Clapping provides a noticeable way to get students’ attention immediately. To use a clap-in, simply pick a pattern to clap (or tap using rhythm sticks) and have students repeat it back without talking. As more students join in, the clap gets spread across the room until all students are participating in the clap and ending their conversations.
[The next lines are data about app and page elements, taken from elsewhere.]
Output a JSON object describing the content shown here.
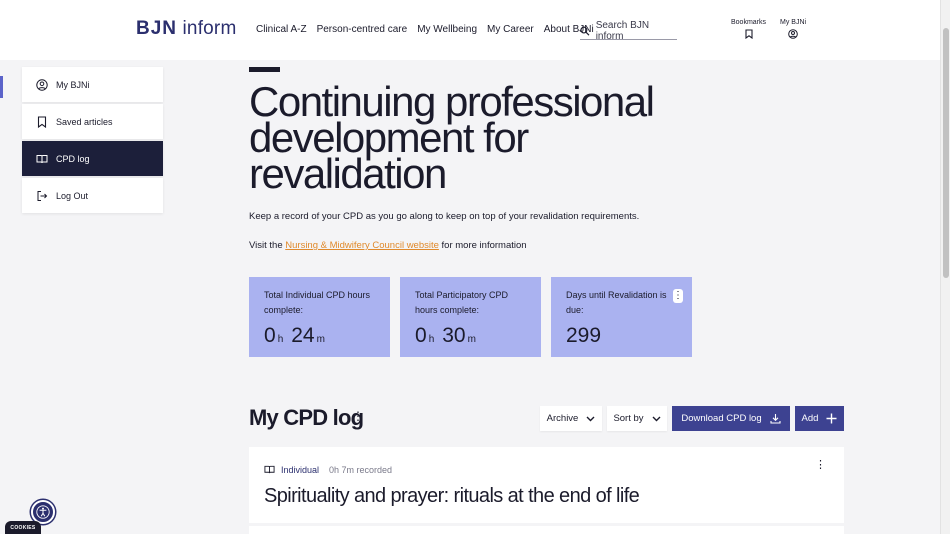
{
  "header": {
    "logo_bold": "BJN",
    "logo_rest": "inform",
    "nav": [
      "Clinical A-Z",
      "Person-centred care",
      "My Wellbeing",
      "My Career",
      "About BJNi"
    ],
    "search_placeholder": "Search BJN inform",
    "bookmarks_label": "Bookmarks",
    "account_label": "My BJNi"
  },
  "sidebar": {
    "items": [
      {
        "label": "My BJNi",
        "icon": "user-circle-icon"
      },
      {
        "label": "Saved articles",
        "icon": "bookmark-icon"
      },
      {
        "label": "CPD log",
        "icon": "open-book-icon",
        "active": true
      },
      {
        "label": "Log Out",
        "icon": "logout-icon"
      }
    ]
  },
  "hero": {
    "title": "Continuing professional development for revalidation",
    "intro": "Keep a record of your CPD as you go along to keep on top of your revalidation requirements.",
    "visit_prefix": "Visit the ",
    "visit_link": "Nursing & Midwifery Council website",
    "visit_suffix": " for more information"
  },
  "stats": [
    {
      "label": "Total Individual CPD hours complete:",
      "hours": "0",
      "hours_unit": "h",
      "minutes": "24",
      "minutes_unit": "m"
    },
    {
      "label": "Total Participatory CPD hours complete:",
      "hours": "0",
      "hours_unit": "h",
      "minutes": "30",
      "minutes_unit": "m"
    },
    {
      "label": "Days until Revalidation is due:",
      "value": "299"
    }
  ],
  "log": {
    "title": "My CPD log",
    "archive_label": "Archive",
    "sort_label": "Sort by",
    "download_label": "Download CPD log",
    "add_label": "Add"
  },
  "entries": [
    {
      "type": "Individual",
      "recorded": "0h 7m recorded",
      "title": "Spirituality and prayer: rituals at the end of life"
    }
  ],
  "cookies_label": "COOKIES",
  "colors": {
    "accent": "#3d4291",
    "card": "#aab2f0",
    "active_nav": "#1c1f3a",
    "link": "#e08a2c"
  }
}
As it gets quieter, you may choose to switch to snaps.
Basic: “Clap once if you hear me.” (Pause for responses). Clap twice if you hear me.”
Alternative 1: Switch it up to keep them listening closely by beginning with something unexpected: “Clap three times if you hear me.” (Pause). “Snap once if you hear me.”
Alternative 2: “Put your thumb on your nose if you hear me.(Pause). Put your right pinky on your left ear if you hear me.”
Alternative 3: “Put your right thumb on your nose if you hear me…” (Model in reverse if you are facing students).
Simon Says Challenge: “Put your left hand on your knee if you hear me.” Model putting your right hand on your foot, head, or other body part; you’ll immediately see who is watching vs. listening! This is just playful fun--no penalty involved!
Child-led: Select a student to lead the clap-in or snap-in to build further investment in the attention-getter.
Class-led: Work with your class to develop a unique clap-in or snap-in pattern for your class that you use throughout the month/semester/year.
Fill up your toolbox! You now have a ready supply of attention-getting techniques in your toolbox that should last you all year. Remember that “Everything old is new again!” What may be last year’s news for you could be refreshingly new to this year’s class or all new after the winter break. Keep it fresh for them and for yourself and you’ll have them at the ready in no time!
What are your attention grabbing tips?
Zapslat for free (single classroom use) downloadable sound effects of every sort. Searchable catalog./p>
SadoTech and Lovin Product both have multiple options of wireless, plug-and-use doorbell chimes that have 32+ programmable sounds. Some come with remotes and/or multiple buttons. Highly rated and available on multiple online sites for under $15.
Making noise level visible:
https://bouncyballs.org/ This website provides free visual representation of the noise level in your classroom. The sound sensitivity level is adjustable to suit your needs, as is the level of visual representation, and it features emojis, bubbles, balls, numbers--even colorful eyeballs, and an optional “beep” or “shhh” feature. Requires permission to connect to your microphone.
https://calmcounter.ictgames.com/ This free, simple visual noise representation (a fuel tank-style meter) on your computer screen shows a clock-style “hand” that moves up the meter toward red to indicate too much noise. The sensitivity of the microphone is adjustable. You may also use a USB mic. Requires permission to connect to your microphone.
Jumbo 5 min timer (also available in 10-, 3-, and 1-minute versions) enables students to see how much sand has fallen (elapsed) but is silent when it finishes.
Time Timer offers an easy-to-see red segment that shows the amount of time remaining and offers an audible option when time is up.
The Big Timer is a large (7/5”) magnetic traditional timer that rings when time has elapsed..
Lisa Heintz, M.Ed., is an educator with over 25 years of experience supporting learners from toddlers to adults, and owner of Little Songbird: Songs for Learning, a site that provides quality children’s music and book recommendations for PreK-grade 3 educators. She stays “green and growing” by volunteering in community and school projects that focus on Diversity, Equity and Inclusion, as well as with the Children’s Music Network. She is fascinated by birds of all sorts, loves cats, and is the proud mom of a son who is a shining example of what intentional teaching and parenting can do for children with disabilities. Connect with Lisa at Lisa@LittleSongbird.com.